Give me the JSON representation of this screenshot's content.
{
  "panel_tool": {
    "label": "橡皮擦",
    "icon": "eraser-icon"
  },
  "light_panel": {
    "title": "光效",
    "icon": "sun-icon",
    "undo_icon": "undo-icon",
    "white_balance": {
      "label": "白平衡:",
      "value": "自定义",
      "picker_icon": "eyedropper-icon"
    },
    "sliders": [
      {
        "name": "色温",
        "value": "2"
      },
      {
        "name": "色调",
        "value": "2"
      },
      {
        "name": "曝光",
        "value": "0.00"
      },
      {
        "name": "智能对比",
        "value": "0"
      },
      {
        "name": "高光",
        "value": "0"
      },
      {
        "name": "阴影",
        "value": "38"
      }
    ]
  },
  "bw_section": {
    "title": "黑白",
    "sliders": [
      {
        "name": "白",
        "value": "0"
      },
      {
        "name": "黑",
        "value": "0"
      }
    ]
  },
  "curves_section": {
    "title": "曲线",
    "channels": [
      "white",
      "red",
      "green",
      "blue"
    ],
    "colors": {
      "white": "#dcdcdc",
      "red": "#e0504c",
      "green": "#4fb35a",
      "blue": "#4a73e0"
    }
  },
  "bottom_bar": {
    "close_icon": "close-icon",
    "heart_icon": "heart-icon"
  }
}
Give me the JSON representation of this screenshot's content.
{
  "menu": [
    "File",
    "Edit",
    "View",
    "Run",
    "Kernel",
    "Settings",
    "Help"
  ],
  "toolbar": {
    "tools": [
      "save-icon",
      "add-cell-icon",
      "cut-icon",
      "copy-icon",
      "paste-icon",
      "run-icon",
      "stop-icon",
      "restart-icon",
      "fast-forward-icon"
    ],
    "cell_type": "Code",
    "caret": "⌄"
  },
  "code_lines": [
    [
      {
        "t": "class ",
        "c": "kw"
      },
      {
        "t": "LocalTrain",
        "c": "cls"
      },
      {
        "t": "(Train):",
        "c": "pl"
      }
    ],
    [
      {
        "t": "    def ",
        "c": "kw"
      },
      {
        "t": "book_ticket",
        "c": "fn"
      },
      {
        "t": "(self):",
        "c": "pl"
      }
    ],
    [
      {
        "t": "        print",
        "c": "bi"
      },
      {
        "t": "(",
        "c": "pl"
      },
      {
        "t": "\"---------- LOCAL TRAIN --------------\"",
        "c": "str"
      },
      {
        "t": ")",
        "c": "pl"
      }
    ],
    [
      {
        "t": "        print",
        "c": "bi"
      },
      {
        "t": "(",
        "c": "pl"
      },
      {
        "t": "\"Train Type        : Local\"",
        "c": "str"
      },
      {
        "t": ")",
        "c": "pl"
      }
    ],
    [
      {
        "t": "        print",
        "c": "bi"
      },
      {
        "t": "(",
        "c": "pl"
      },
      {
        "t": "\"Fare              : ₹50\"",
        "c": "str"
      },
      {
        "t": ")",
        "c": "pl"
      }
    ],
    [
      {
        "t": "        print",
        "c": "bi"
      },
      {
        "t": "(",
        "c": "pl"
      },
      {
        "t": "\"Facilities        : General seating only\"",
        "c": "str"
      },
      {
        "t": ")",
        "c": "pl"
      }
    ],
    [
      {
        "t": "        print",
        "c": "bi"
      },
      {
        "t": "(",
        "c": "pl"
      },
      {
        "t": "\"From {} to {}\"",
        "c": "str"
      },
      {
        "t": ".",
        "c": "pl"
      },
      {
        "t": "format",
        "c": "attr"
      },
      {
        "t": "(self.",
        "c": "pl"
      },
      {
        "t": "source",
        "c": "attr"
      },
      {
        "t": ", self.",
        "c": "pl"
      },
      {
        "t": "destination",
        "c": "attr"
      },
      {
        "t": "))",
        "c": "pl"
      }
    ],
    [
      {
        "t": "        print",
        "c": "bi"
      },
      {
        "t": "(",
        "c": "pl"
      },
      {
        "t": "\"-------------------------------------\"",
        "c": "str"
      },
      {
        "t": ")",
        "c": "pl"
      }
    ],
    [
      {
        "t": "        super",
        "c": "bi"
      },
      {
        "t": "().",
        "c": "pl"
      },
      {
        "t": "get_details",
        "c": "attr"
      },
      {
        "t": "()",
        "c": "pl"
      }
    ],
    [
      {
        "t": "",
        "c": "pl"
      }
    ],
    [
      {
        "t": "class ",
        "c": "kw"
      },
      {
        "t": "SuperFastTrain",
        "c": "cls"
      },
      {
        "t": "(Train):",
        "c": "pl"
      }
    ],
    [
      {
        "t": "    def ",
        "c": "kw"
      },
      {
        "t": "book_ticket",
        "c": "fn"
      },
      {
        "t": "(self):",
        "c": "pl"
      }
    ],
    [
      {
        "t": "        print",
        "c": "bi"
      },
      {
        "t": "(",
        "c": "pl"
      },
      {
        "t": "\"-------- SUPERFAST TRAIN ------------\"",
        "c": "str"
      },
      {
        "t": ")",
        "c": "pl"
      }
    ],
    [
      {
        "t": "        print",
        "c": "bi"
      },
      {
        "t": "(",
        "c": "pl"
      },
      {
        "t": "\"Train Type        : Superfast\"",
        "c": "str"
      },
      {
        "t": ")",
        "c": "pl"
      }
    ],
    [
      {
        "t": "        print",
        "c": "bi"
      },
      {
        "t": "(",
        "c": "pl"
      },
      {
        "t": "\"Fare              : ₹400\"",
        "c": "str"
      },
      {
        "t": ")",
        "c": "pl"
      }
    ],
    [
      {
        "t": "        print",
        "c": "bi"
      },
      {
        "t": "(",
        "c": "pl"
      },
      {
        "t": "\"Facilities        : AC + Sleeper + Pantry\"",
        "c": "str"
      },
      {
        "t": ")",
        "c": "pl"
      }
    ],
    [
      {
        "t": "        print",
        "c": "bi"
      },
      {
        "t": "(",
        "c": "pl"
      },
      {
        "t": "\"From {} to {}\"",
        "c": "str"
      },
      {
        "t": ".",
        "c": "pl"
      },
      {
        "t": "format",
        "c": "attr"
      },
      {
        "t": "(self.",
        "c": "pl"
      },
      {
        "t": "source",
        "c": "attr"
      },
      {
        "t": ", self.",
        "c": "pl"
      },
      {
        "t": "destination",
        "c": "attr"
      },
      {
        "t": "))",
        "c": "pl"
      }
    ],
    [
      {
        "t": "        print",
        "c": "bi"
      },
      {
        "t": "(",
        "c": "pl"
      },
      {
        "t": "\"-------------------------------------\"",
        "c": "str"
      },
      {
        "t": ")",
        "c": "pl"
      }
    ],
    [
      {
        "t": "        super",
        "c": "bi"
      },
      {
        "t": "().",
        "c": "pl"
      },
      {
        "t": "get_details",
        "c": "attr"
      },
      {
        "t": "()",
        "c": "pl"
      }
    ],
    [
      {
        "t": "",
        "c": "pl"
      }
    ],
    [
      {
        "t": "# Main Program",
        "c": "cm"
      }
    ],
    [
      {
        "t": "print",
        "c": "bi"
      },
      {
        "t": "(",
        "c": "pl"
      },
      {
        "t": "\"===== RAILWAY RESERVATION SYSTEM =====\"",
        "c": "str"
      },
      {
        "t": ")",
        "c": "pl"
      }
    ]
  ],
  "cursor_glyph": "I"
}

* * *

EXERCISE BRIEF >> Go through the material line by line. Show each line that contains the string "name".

SOLUTION >>
        "name": "色温",
        "name": "色调",
        "name": "曝光",
        "name": "智能对比",
        "name": "高光",
        "name": "阴影",
        "name": "白",
        "name": "黑",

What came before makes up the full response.